Primary hypothyroidism is the most common form of hypothyroidism; it is when there is a destruction of normal thyroid tissue by genetic factors or environmental factors such as smoking, obesity or pregnancy. Central and secondary hypothyroidism is another type of hypothyroidism which is rare and starts at the level of the pituitary and results in the decrease secretion of thyroid-stimulating hormone (TSH). The last kind of hypothyroidism is sub-clinical, mild or tertiary hypothyroidism that occurs only in adults and is the reduced Thyrotropin hormone (TRH) which is not being released from the hypothalamus which reduces TSH (Braun, 2017):

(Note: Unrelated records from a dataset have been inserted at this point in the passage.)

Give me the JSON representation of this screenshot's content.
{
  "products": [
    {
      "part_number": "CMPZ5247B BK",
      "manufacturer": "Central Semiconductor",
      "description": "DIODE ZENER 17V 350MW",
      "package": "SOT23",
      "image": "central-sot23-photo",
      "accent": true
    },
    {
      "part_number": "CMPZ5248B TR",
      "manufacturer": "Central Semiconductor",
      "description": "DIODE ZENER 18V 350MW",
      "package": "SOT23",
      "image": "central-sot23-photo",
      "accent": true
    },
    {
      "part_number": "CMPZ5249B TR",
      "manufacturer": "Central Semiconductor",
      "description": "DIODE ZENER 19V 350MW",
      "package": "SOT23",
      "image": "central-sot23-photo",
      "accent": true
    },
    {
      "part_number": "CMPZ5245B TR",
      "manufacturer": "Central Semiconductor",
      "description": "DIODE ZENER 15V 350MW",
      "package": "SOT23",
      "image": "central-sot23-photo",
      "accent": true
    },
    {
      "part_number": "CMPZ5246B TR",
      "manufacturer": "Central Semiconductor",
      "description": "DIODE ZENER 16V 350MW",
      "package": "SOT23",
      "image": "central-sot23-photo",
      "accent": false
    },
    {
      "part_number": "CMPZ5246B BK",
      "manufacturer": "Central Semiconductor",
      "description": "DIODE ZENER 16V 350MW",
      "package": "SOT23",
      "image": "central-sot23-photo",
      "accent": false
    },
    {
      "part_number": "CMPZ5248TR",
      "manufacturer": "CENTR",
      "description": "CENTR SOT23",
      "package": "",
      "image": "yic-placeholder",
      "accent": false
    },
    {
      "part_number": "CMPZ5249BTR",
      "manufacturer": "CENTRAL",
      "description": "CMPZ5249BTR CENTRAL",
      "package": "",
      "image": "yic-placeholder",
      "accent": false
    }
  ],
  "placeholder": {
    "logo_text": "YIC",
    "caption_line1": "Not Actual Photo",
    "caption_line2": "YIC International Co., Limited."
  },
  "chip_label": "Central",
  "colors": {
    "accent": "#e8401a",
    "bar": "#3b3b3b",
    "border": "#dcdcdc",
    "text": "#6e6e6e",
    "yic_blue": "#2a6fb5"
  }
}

- Primary hypothyroidism is considered an autoimmune disease in 50% od patients. The causative factors are:
- The immune system produces antibodies that attack the thyroid gland causing autoimmune thyroiditis and thus the inability to produce hormones.
- Thyroid hormones (T3 and T4) are diminished and unable to function.
- Low levels of circulating T3, T4 cause an increase of TSH from the pituitary.
- Additional exogenous etiology includes:
- Partial or complete thyroidectomy
- Treatment for hyperthyroidism
- Previous radiation to the head or neck
- Medications such as lithium or amiodarone
- Secondary hypothyroidism claims the following causes:
- Pituitary disorder, such as benign pituitary adenoma
- Causes failure to produce adequate TSH
- Iodine deficiency, needed to produce thyroid hormones
- Pregnancy ~ may also be considered autoimmune
(The Mayo Clinic, 1012)
- Low T3 and T4 level
- Elevated TSH levels in primary hypothyroidism (Serum TSH help determine whether the disorder is primary or secondary)
- Increased serum TSH is due to Thyroid Insufficiency
- Decreased or normal is due to hypothalamic or pituitary insufficiency
- Elevation of serum cholesterol
- Electrocardiogram- sinus bradycardia, low voltage of QRS complexes, and flat or inverted T waves
- Elevation of thyroid peroxidase antibodies (TPO Ab) and antithyroglobulin antibodies
The standard of treatment for hypothyroidism is a medication called Levothyroxine (LT4) or also known as Synthroid. Levothyroxine is a synthetic thyroid replacement and is very effective in replacing the low levels of TSH in the blood stream. It is easy to use, affordable and has very little side effects making it the continued standard. However, TSH levels are monitored to ensure proper dosing. Adverse effects caused by levothyroxine are typically due to overdosing and may include cardiac dysrhythmias, insomnia, headache, tremor, anxiety, nausea, diarrhea, cramps, weight loss, sweating, heat intolerance, fever, and menstrual irregularities (Lilley, Rainforth-Collins, & Snyder, 2017).
American Thyroid Association. (n.d.). Older patients and thyroid disease. Retrieved from https://www.thyroid.org/thyroid-disease-older-patient/
Braun, C. A., & Anderson, C. M. (2017) Applied pathophysiology: A conceptual approach to the mechanisms of disease (3rd. ed)
Chakera, A.J., Pearce, S., Vaidya, B., (2012) Treatment for primary hypothyroidism: current approaches and future possibilities. Drug Des Devel Ther. 2012; 6: 1-11.
Kostoglou-Athanassiou, I., & Ntalles, K. (2010). Hypothyroidism – new aspects of an old disease. Hippokratia, 14(2), 82–87.
Lilley, L. L., Collins, S. R., & Snyder, J. S. (2017) Pharmacology and the nursing process (8th ed.). Canada:Elsevier
Mayo Clinic. (2018). Hypothyroidism (underactive thyroid). Retrieved from https://www.mayoclinic.org/diseases-conditions/hypothyroidism/symptoms-causes/syc-20350284
The Mayo Clinic, 2012. Hypothyroidism.